__WHAT TO DO__:
On how many lines of these entries does the word "teams" occur? State the number alone.

Items from an interface collection
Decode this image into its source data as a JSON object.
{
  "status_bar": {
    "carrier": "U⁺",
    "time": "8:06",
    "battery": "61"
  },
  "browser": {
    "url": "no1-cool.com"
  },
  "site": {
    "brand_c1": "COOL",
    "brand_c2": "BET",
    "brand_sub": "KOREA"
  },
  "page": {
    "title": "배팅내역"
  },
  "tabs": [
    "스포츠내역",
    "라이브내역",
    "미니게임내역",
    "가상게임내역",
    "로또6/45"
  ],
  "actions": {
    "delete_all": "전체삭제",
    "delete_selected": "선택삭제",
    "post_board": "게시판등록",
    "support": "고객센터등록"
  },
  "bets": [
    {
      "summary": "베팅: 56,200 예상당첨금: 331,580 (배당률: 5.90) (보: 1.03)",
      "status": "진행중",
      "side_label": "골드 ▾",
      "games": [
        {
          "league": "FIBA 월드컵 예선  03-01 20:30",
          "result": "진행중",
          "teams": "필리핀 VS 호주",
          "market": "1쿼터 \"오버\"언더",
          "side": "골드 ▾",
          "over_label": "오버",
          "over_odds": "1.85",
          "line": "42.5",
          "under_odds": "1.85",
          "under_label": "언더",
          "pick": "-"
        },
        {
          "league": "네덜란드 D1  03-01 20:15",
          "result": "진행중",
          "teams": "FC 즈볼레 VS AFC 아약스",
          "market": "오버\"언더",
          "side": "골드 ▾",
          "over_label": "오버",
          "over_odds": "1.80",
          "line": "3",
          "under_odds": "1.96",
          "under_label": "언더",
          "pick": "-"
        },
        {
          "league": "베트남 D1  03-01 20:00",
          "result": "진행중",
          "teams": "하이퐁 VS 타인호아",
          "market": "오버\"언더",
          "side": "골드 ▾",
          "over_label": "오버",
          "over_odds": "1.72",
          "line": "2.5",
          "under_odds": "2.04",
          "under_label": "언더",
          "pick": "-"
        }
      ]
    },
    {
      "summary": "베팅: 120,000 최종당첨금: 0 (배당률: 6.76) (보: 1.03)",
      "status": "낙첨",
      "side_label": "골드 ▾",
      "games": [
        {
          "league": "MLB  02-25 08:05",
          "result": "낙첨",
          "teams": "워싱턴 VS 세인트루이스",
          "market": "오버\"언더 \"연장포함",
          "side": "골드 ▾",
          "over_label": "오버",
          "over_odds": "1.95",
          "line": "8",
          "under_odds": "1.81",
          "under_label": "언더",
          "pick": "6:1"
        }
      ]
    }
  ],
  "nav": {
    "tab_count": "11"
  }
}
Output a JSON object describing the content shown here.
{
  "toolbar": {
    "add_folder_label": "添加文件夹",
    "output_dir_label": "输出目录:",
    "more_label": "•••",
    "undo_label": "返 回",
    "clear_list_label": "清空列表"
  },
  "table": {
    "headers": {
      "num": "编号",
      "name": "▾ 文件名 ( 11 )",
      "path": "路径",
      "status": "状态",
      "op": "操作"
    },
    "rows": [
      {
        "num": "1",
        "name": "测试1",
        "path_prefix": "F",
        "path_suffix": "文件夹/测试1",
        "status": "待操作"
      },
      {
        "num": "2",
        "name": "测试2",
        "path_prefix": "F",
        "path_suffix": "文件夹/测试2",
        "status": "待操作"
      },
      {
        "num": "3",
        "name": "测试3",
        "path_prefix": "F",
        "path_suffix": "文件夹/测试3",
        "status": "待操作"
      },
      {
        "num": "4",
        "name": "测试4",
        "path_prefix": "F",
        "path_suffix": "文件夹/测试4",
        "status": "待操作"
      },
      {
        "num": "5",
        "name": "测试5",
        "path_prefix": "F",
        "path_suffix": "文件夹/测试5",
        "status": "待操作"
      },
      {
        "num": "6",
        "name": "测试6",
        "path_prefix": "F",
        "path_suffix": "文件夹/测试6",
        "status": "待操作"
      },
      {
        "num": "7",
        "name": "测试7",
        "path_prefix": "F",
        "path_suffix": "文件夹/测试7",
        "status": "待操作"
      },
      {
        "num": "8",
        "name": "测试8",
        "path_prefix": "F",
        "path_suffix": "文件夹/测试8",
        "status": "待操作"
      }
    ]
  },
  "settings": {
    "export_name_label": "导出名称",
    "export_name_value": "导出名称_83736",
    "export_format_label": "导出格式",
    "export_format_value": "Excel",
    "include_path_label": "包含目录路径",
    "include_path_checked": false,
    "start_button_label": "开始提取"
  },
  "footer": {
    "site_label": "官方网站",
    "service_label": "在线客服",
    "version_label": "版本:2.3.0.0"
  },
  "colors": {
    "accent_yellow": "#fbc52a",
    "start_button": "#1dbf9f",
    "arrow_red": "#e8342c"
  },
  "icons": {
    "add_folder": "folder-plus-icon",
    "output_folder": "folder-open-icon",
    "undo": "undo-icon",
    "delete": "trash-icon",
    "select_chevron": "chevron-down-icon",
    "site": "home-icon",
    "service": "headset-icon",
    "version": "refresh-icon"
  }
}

__WRITTEN RESPONSE__:
4